With all the sweating, huffing and puffing, and the challenge that comes from elevating your heart rate for an extended period of time, exercise can be an uncomfortable activity for some. But for people with seasonal allergies, the discomforts of exercise reach a whole new level. Your eyes are itchy and watery, your nose is stuffed up or runny, and breathing can become difficult.|
That doesn't mean that you should give up on your plans to make regular exercise a part of your healthy lifestyle, though. In general, people with allergies can and should exercise (as long as their health care provider says it's okay). The following tips will help you make the most of your workouts and keep your allergy symptoms at bay.
Before Your Workout
- Always talk to your doctor before starting an exercise program.
- If you are a beginner to fitness, exercise indoors for a few weeks before you move your workout sessions outside. This will help you build up your fitness level without worrying about allergy symptoms on top of the challenges of starting an exercise program.
- Take your allergy medication on a regular basis to remain protected. At the very least, take your medication and/or use eye drops at least one hour (or 24 hours, if using a nasal spray) prior to exercising.
- If you receive allergy shots, do not exercise strenuously for at least one or two hours after your injection. Vigorous exercise, which increases heart rate and blood flow, can lead to a rapid absorption of the shot, increasing your chances of serious side effects.
- Watch the weather. Changes in weather (temperature, wind, humidity and precipitation) all affect pollen counts. Warm, dry, and breezy days—especially in the morning—tend to increase pollen counts (avoid outdoor exercise during these conditions), while rainy, cooler days and evenings will reduce pollen concentration.
- If you're feeling under the weather, avoid outdoor exercise. Your immune system is more likely to react severely to allergens when you're tired, sick, or overly stressed.
- Before heading outside, listen to the radio to check pollen/mold counts or log onto a pollen count website. Adjust your workout plan accordingly, based on the counts and your level of sensitivity. According to the American Academy of Allergy, Asthma, and Immunology, "low" pollen counts will only affect individuals who are extremely sensitive to pollen and mold; "moderate" pollen counts will give many individuals symptoms; and "high" pollen counts affect almost everyone with any sensitivity to pollen and molds.
- Spend at least five minutes warming up before you start each workout.
During Your Workout
- If you're allergic to dust mites, you can avoid breathing indoor dust by exercising outdoors.
- If you're allergic to grasses and weeds, avoid these allergens by exercising indoors during the height of the allergy season.
- Air pollution can trigger a tightening of the airways in sensitive individuals, making it difficult to breathe when exercising on sidewalks—and even up to 50 feet away from the road. Avoid contact with outdoor pollutants (near busy roads, for example) by exercising at low-traffic times and locations or exercising indoors.
- If you're allergic to pollen and want to exercise outdoors, plan your workouts for times when pollen counts are lowest.
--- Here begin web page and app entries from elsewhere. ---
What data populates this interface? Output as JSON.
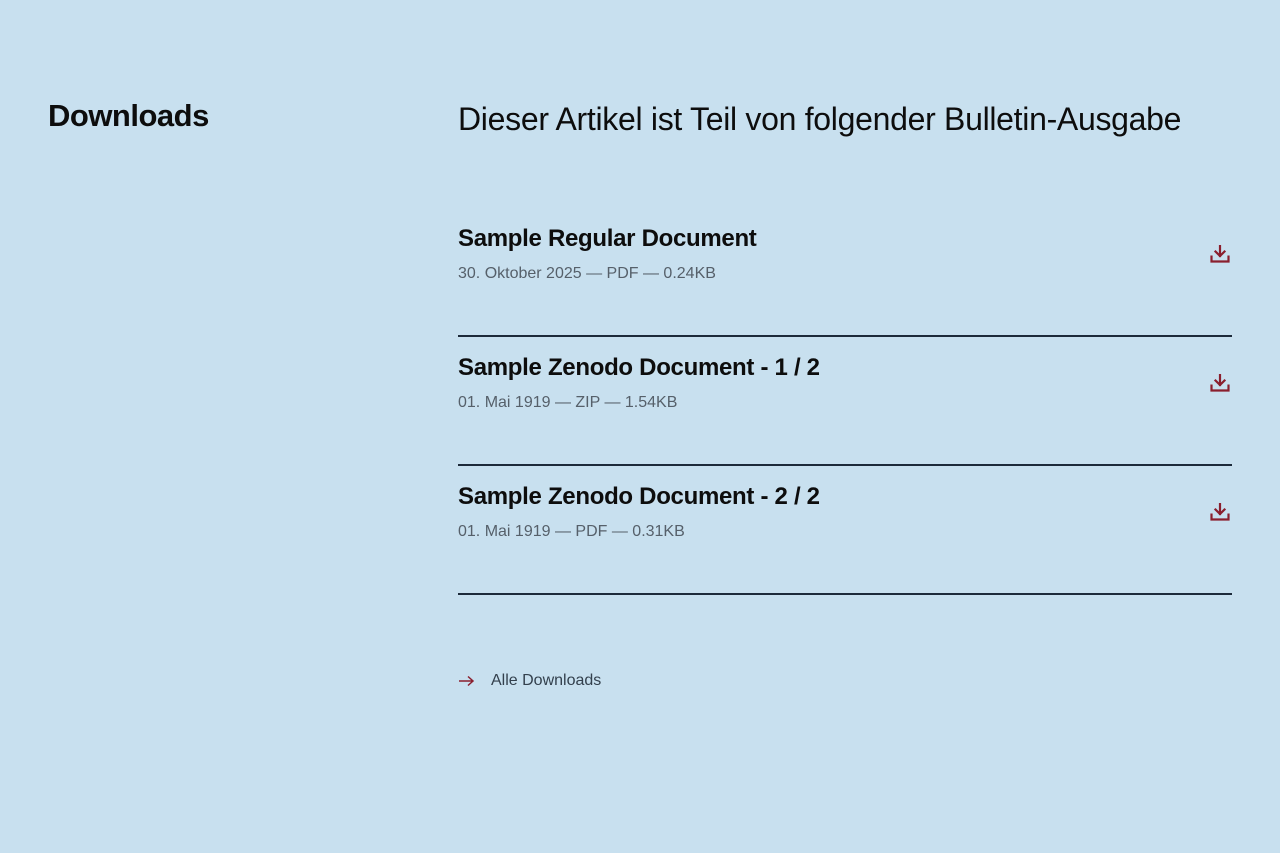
{
  "sidebar": {
    "title": "Downloads"
  },
  "main": {
    "heading": "Dieser Artikel ist Teil von folgender Bulletin-Ausgabe",
    "documents": [
      {
        "title": "Sample Regular Document",
        "meta": "30. Oktober 2025 — PDF — 0.24KB"
      },
      {
        "title": "Sample Zenodo Document - 1 / 2",
        "meta": "01. Mai 1919 — ZIP — 1.54KB"
      },
      {
        "title": "Sample Zenodo Document - 2 / 2",
        "meta": "01. Mai 1919 — PDF — 0.31KB"
      }
    ],
    "all_downloads_label": "Alle Downloads"
  },
  "colors": {
    "background": "#c8e0ef",
    "accent": "#8a1f2e",
    "divider": "#1c2a3a"
  },
  "icons": {
    "download": "download-icon",
    "arrow": "arrow-right-icon"
  }
}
They tend to peak between 5 a.m. and 10 a.m., so skip an early morning workout in favor of an afternoon or evening exercise session.
- If your seasonal allergies are severe, you may need to limit your outdoor workouts completely—especially when pollen counts are at their peak levels.
- Remember that outdoor allergens like pollen can travel several miles. Although you may feel better when exercising further away from allergens like grass and trees, you may still exhibit allergy symptoms while on a tennis court, an asphalt track, or even at the beach.
- To prevent itchy, watery eyes when outdoors, wear wrap-around sunglasses to prevent allergens and wind from compounding the problem.
- Consider wearing a paper face mask to filter out allergens while you breathe heavily during exercise.
After Your Workout
Exercise is an important component of a healthy lifestyle. While allergies may be a nuisance, there are lots of options for working your workouts around your symptoms. In fact, a good workout may even help reduce your allergy symptoms. Your body produces extra adrenalin during exercise, which benefits the body by temporarily lowering your allergic response. This means that exposure to outdoor allergens while you are working out might not result in a reaction. But once that workout is over (and adrenalin levels return to normal), allergy symptoms are more likely to flare up.
- Spend at least five minutes to properly cool down. And don't forget to stretch!
- If you exercised outdoors, change you clothes (preferably outside to keep allergens on your clothes out of the house), and shower as soon as possible to remove allergens from your skin and hair.
- Keep windows closed and use the air conditioner to clear the air even more.
- Consider using a nasal spray (saline) to clear allergens from your nose.